Health is our natural state of being.
Illness is the body’s physical, mental and spiritual response to anything that would upset its
normal balance – “germs,” toxins, injuries, trauma, nutritional deprivation and so on.
After all, the body is a self-regulating organism, designed with systems to maintain a steady state of being called homeostasis. This is governed by the state of the extracellular matrix – all the stuff between cells that’s also known as the biological terrain.
A healthy, well-ordered matrix is what allows the body to be physically resilient, capable of
defending itself against threats and healing from the damage they may cause. What we
experience as symptoms are signs that the body is working towards healing – for instance, fever when infection is being fought; diarrhea or vomiting to clear toxins from the body.
When we understand health in this way – a paradigm most effectively developed by Hans-
Heinrich Reckeweg in the mid-20th century – it becomes easy to see that the most sensible way to promote health is to support the body in doing what it was designed to do.
Yet this is the exact opposite of the still-dominant medical model in this country, which
overwhelmingly treats symptoms instead of the causes of illness and considers it a success when symptoms are merely under control. Of course, gaining control necessarily means
working against the body’s natural processes. This has the unfortunate side effect of
compounding health problems over the long term.
Such a conventional approach is simply unsuited to the complex, multifactorial, chronic
illnesses that dominate us today, including autoimmune disorders (ALS, MS, Crohn’s, et al),
cancers and “enigmatic” conditions such as multiple chemical sensitivities (MCS), fibromyalgia and chronic fatigue syndrome.
But if we give the body what it needs to reverse the course of illness and return to its natural balance (i.e., health) – nutritional support, nontoxic medicaments, energetic support and the like – even some of the most complex health challenges may be overcome.

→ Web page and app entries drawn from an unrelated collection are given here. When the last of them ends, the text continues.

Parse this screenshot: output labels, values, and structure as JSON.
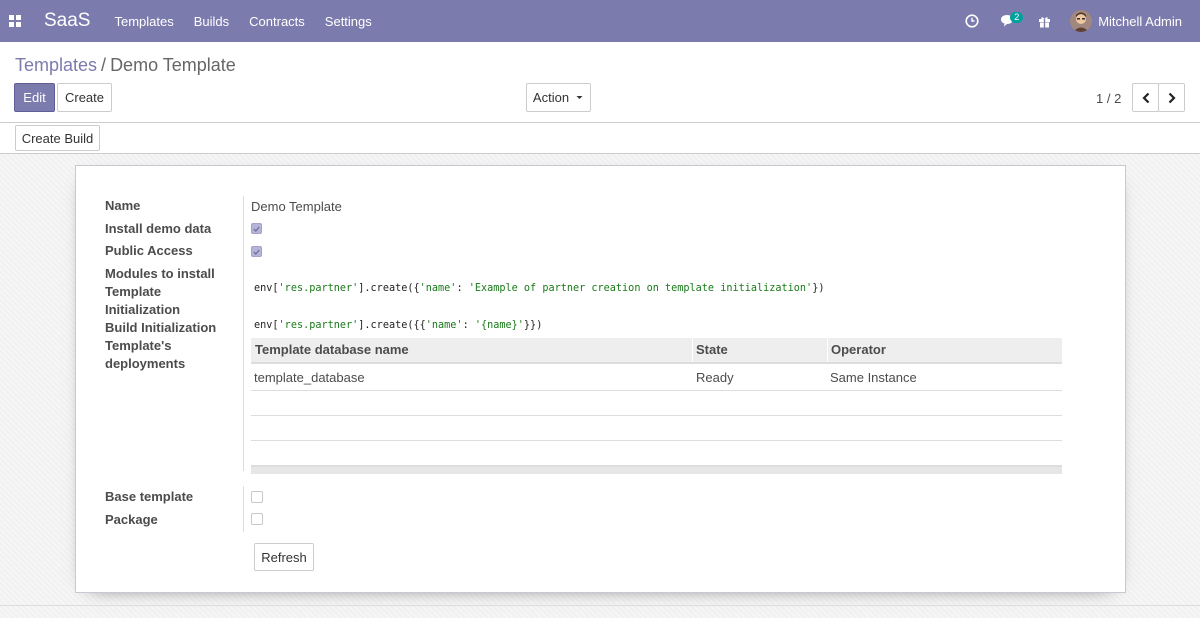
{
  "navbar": {
    "brand": "SaaS",
    "menu": [
      "Templates",
      "Builds",
      "Contracts",
      "Settings"
    ],
    "messages_count": "2",
    "user_name": "Mitchell Admin"
  },
  "breadcrumb": {
    "parent": "Templates",
    "separator": "/",
    "current": "Demo Template"
  },
  "buttons": {
    "edit": "Edit",
    "create": "Create",
    "action": "Action",
    "create_build": "Create Build",
    "refresh": "Refresh"
  },
  "pager": {
    "value": "1 / 2"
  },
  "form": {
    "labels": {
      "name": "Name",
      "install_demo": "Install demo data",
      "public_access": "Public Access",
      "modules": "Modules to install",
      "template_init_1": "Template",
      "template_init_2": "Initialization",
      "build_init": "Build Initialization",
      "deployments_1": "Template's",
      "deployments_2": "deployments",
      "base_template": "Base template",
      "package": "Package"
    },
    "name_value": "Demo Template",
    "install_demo_checked": true,
    "public_access_checked": true,
    "base_template_checked": false,
    "package_checked": false,
    "template_init_code": {
      "prefix": "env[",
      "model": "'res.partner'",
      "mid": "].create({",
      "key": "'name'",
      "colon": ": ",
      "val": "'Example of partner creation on template initialization'",
      "suffix": "})"
    },
    "build_init_code": {
      "prefix": "env[",
      "model": "'res.partner'",
      "mid": "].create({{",
      "key": "'name'",
      "colon": ": ",
      "val": "'{name}'",
      "suffix": "}})"
    }
  },
  "deployments_table": {
    "headers": [
      "Template database name",
      "State",
      "Operator"
    ],
    "rows": [
      [
        "template_database",
        "Ready",
        "Same Instance"
      ]
    ]
  },
  "colors": {
    "navbar": "#7c7bad",
    "primary": "#7c7bad",
    "badge": "#00a09d"
  }
}
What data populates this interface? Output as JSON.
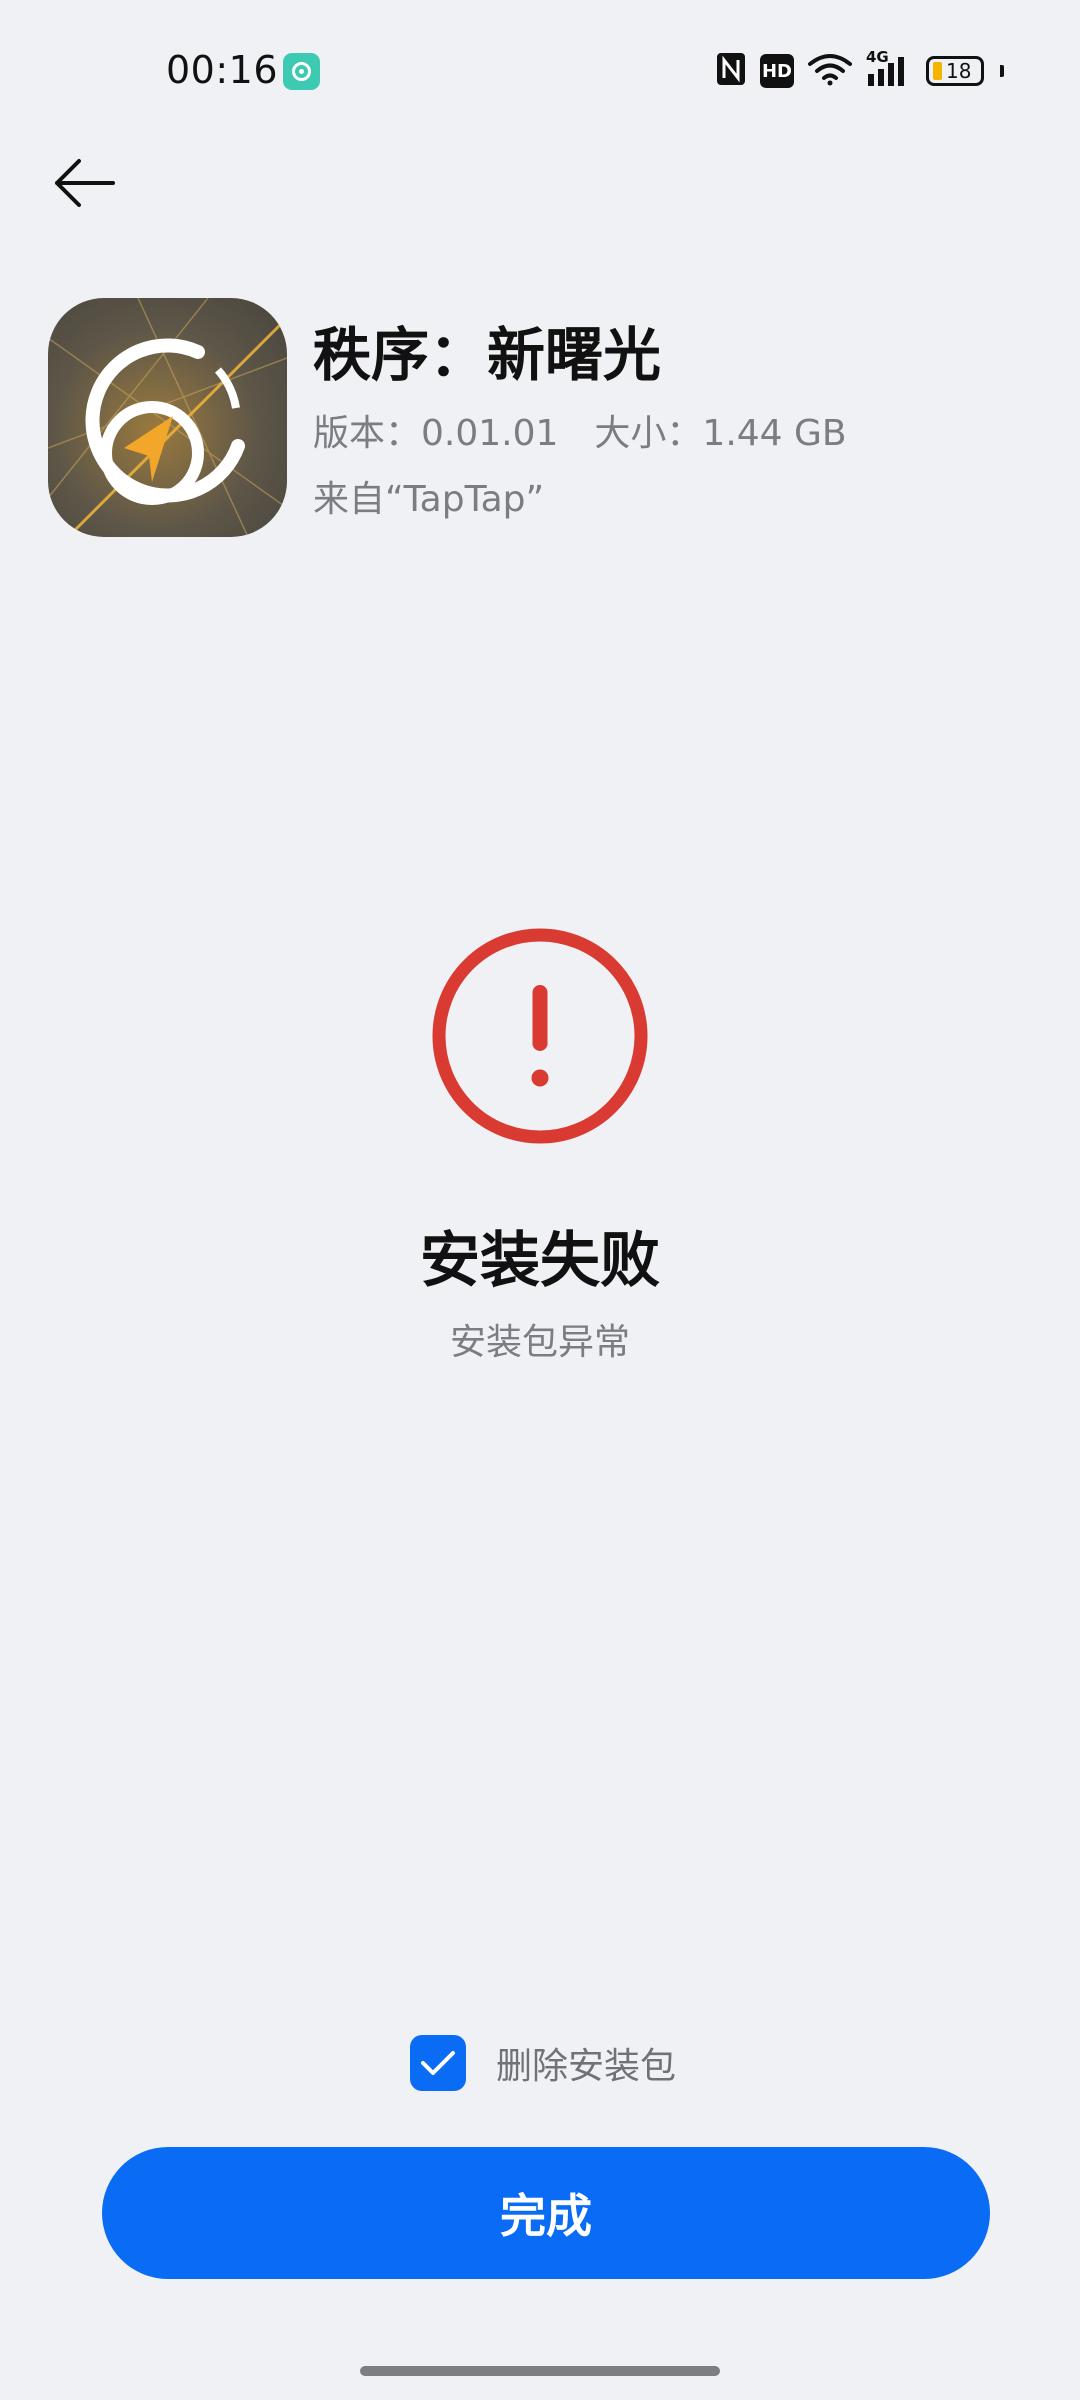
{
  "status_bar": {
    "time": "00:16",
    "hd_label": "HD",
    "network_label": "4G",
    "battery_level": "18",
    "colors": {
      "app_notification": "#3ec9b3",
      "battery_fill": "#f5b400"
    },
    "icons": [
      "nfc-icon",
      "hd-icon",
      "wifi-icon",
      "signal-4g-icon",
      "battery-icon"
    ]
  },
  "header": {
    "back_icon": "arrow-left-icon"
  },
  "app": {
    "name": "秩序：新曙光",
    "version": "版本：0.01.01",
    "size": "大小：1.44 GB",
    "source": "来自“TapTap”",
    "icon": "app-compass-icon"
  },
  "result": {
    "icon": "error-exclamation-icon",
    "title": "安装失败",
    "reason": "安装包异常",
    "color": "#d93a31"
  },
  "options": {
    "delete_package_label": "删除安装包",
    "delete_package_checked": true
  },
  "actions": {
    "done_label": "完成",
    "accent_color": "#0a6cf5"
  }
}
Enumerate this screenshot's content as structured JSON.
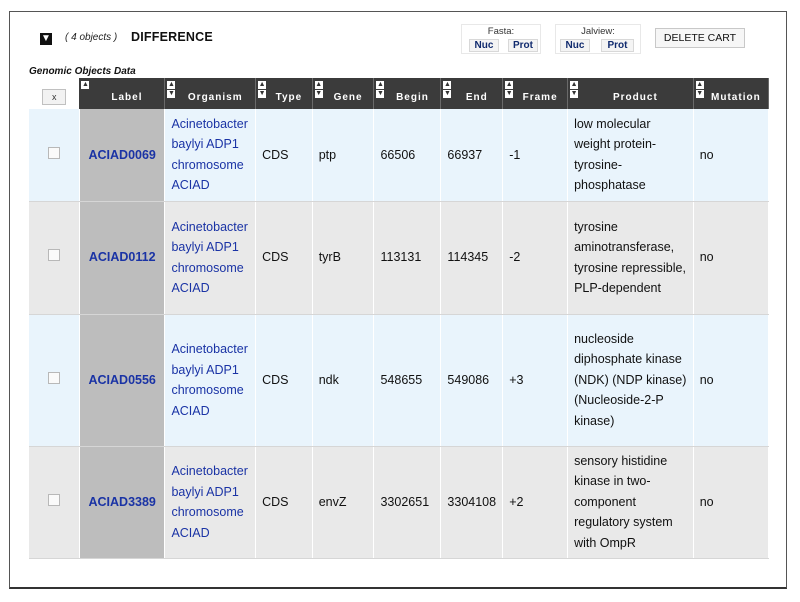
{
  "cart": {
    "toggle_icon": "collapse-arrow-icon",
    "object_count": "( 4 objects )",
    "name": "DIFFERENCE",
    "fasta": {
      "label": "Fasta:",
      "nuc": "Nuc",
      "prot": "Prot"
    },
    "jalview": {
      "label": "Jalview:",
      "nuc": "Nuc",
      "prot": "Prot"
    },
    "delete_label": "DELETE CART"
  },
  "section_title": "Genomic Objects Data",
  "table": {
    "clear_button": "x",
    "columns": [
      "Label",
      "Organism",
      "Type",
      "Gene",
      "Begin",
      "End",
      "Frame",
      "Product",
      "Mutation"
    ],
    "rows": [
      {
        "label": "ACIAD0069",
        "organism": "Acinetobacter baylyi ADP1 chromosome ACIAD",
        "type": "CDS",
        "gene": "ptp",
        "begin": "66506",
        "end": "66937",
        "frame": "-1",
        "product": "low molecular weight protein-tyrosine-phosphatase",
        "mutation": "no"
      },
      {
        "label": "ACIAD0112",
        "organism": "Acinetobacter baylyi ADP1 chromosome ACIAD",
        "type": "CDS",
        "gene": "tyrB",
        "begin": "113131",
        "end": "114345",
        "frame": "-2",
        "product": "tyrosine aminotransferase, tyrosine repressible, PLP-dependent",
        "mutation": "no"
      },
      {
        "label": "ACIAD0556",
        "organism": "Acinetobacter baylyi ADP1 chromosome ACIAD",
        "type": "CDS",
        "gene": "ndk",
        "begin": "548655",
        "end": "549086",
        "frame": "+3",
        "product": "nucleoside diphosphate kinase (NDK) (NDP kinase) (Nucleoside-2-P kinase)",
        "mutation": "no"
      },
      {
        "label": "ACIAD3389",
        "organism": "Acinetobacter baylyi ADP1 chromosome ACIAD",
        "type": "CDS",
        "gene": "envZ",
        "begin": "3302651",
        "end": "3304108",
        "frame": "+2",
        "product": "sensory histidine kinase in two-component regulatory system with OmpR",
        "mutation": "no"
      }
    ]
  },
  "colors": {
    "header_bg": "#3b3b3b",
    "row_odd": "#e9f4fc",
    "row_even": "#e9e9e9",
    "label_cell": "#bdbdbd",
    "link": "#1a33a5"
  }
}
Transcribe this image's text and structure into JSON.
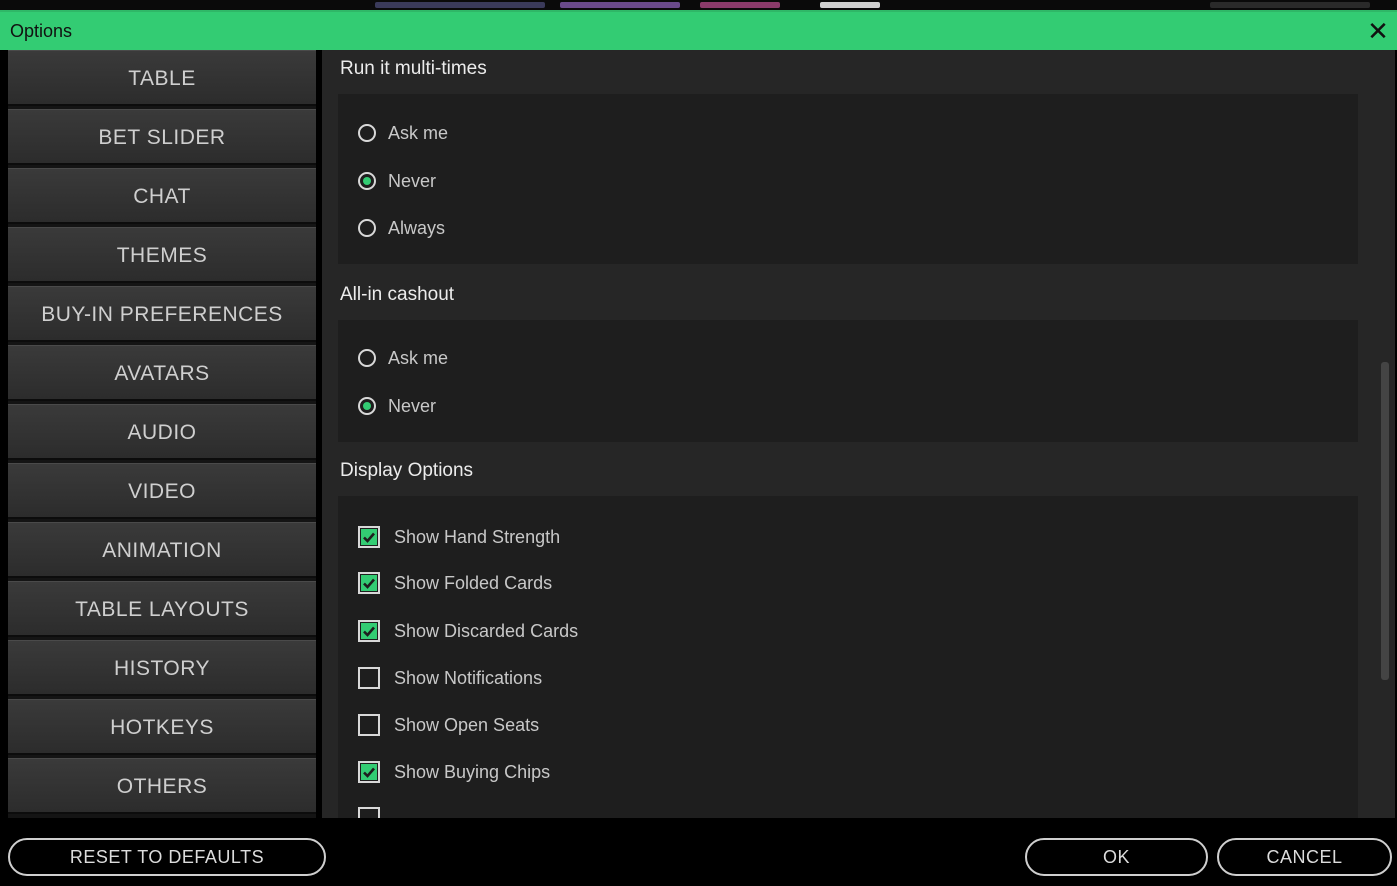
{
  "window": {
    "title": "Options",
    "close_symbol": "✕"
  },
  "sidebar": {
    "items": [
      {
        "label": "TABLE",
        "active": true
      },
      {
        "label": "BET SLIDER",
        "active": false
      },
      {
        "label": "CHAT",
        "active": false
      },
      {
        "label": "THEMES",
        "active": false
      },
      {
        "label": "BUY-IN PREFERENCES",
        "active": false
      },
      {
        "label": "AVATARS",
        "active": false
      },
      {
        "label": "AUDIO",
        "active": false
      },
      {
        "label": "VIDEO",
        "active": false
      },
      {
        "label": "ANIMATION",
        "active": false
      },
      {
        "label": "TABLE LAYOUTS",
        "active": false
      },
      {
        "label": "HISTORY",
        "active": false
      },
      {
        "label": "HOTKEYS",
        "active": false
      },
      {
        "label": "OTHERS",
        "active": false
      }
    ]
  },
  "main": {
    "run_it": {
      "title": "Run it multi-times",
      "options": [
        {
          "label": "Ask me",
          "selected": false
        },
        {
          "label": "Never",
          "selected": true
        },
        {
          "label": "Always",
          "selected": false
        }
      ]
    },
    "cashout": {
      "title": "All-in cashout",
      "options": [
        {
          "label": "Ask me",
          "selected": false
        },
        {
          "label": "Never",
          "selected": true
        }
      ]
    },
    "display": {
      "title": "Display Options",
      "options": [
        {
          "label": "Show Hand Strength",
          "checked": true
        },
        {
          "label": "Show Folded Cards",
          "checked": true
        },
        {
          "label": "Show Discarded Cards",
          "checked": true
        },
        {
          "label": "Show Notifications",
          "checked": false
        },
        {
          "label": "Show Open Seats",
          "checked": false
        },
        {
          "label": "Show Buying Chips",
          "checked": true
        }
      ]
    }
  },
  "footer": {
    "reset_label": "RESET TO DEFAULTS",
    "ok_label": "OK",
    "cancel_label": "CANCEL"
  },
  "colors": {
    "accent": "#33cc73",
    "panel": "#262626",
    "box": "#1e1e1e",
    "nav": "#333333"
  },
  "icons": {
    "close": "close-icon",
    "radio": "radio-icon",
    "checkbox": "checkbox-icon",
    "checkmark": "checkmark-icon"
  }
}
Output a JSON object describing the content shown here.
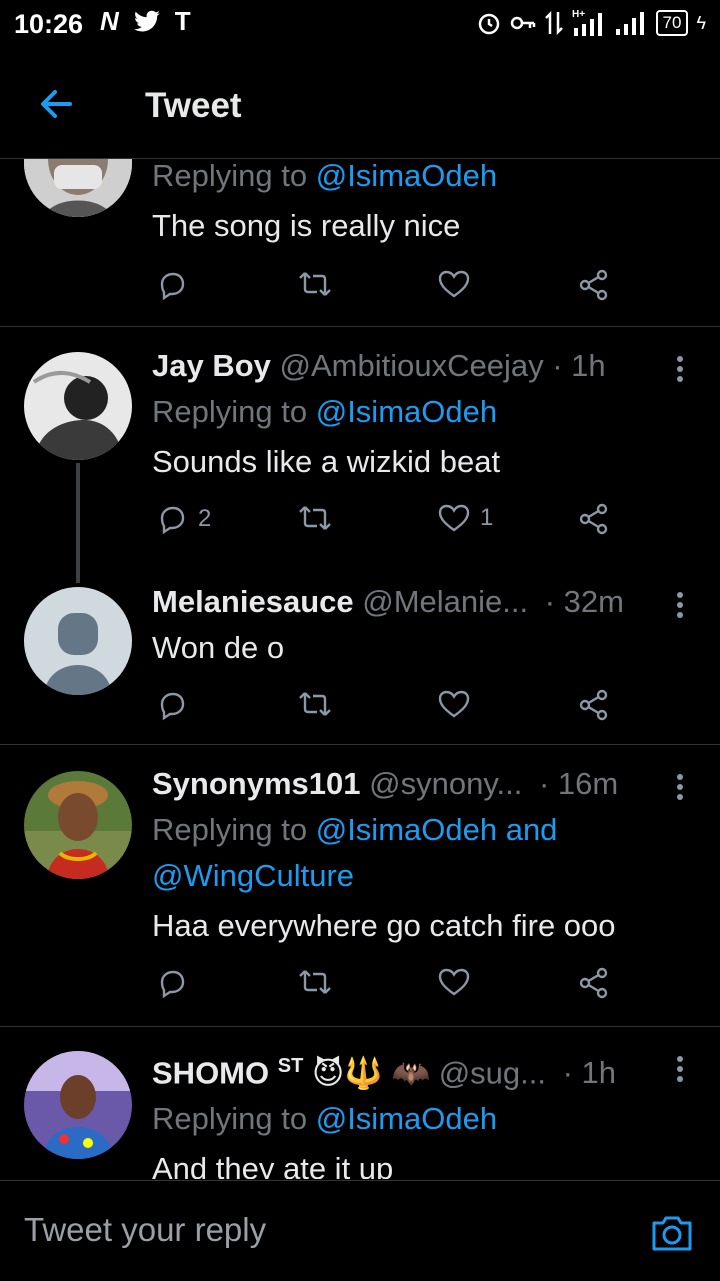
{
  "status_bar": {
    "time": "10:26",
    "left_icons": [
      "N",
      "twitter-bird",
      "T"
    ],
    "battery": "70"
  },
  "header": {
    "title": "Tweet"
  },
  "tweets": [
    {
      "replying_prefix": "Replying to ",
      "replying_to": "@IsimaOdeh",
      "text": "The song is really nice",
      "replies": "",
      "likes": ""
    },
    {
      "name": "Jay Boy",
      "handle": "@AmbitiouxCeejay",
      "time": "· 1h",
      "replying_prefix": "Replying to ",
      "replying_to": "@IsimaOdeh",
      "text": "Sounds like a wizkid beat",
      "replies": "2",
      "likes": "1"
    },
    {
      "name": "Melaniesauce",
      "handle": "@Melanie...",
      "time": "· 32m",
      "text": "Won de o",
      "replies": "",
      "likes": ""
    },
    {
      "name": "Synonyms101",
      "handle": "@synony...",
      "time": "· 16m",
      "replying_prefix": "Replying to ",
      "replying_to": "@IsimaOdeh and",
      "replying_to_2": "@WingCulture",
      "text": "Haa everywhere go catch fire ooo",
      "replies": "",
      "likes": ""
    },
    {
      "name": "SHOMO",
      "name_sup": "ST",
      "name_emoji": "😈🔱 🦇",
      "handle": "@sug...",
      "time": "· 1h",
      "replying_prefix": "Replying to ",
      "replying_to": "@IsimaOdeh",
      "text": "And they ate it up"
    }
  ],
  "reply": {
    "placeholder": "Tweet your reply"
  },
  "colors": {
    "accent": "#1d9bf0",
    "background": "#000000",
    "muted": "#71767b",
    "divider": "#2f3336"
  }
}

To learn more about the biological paradigm of health, read Dr. Gary Verigin’s excellent
introduction to the biological terrain How Illness Happens.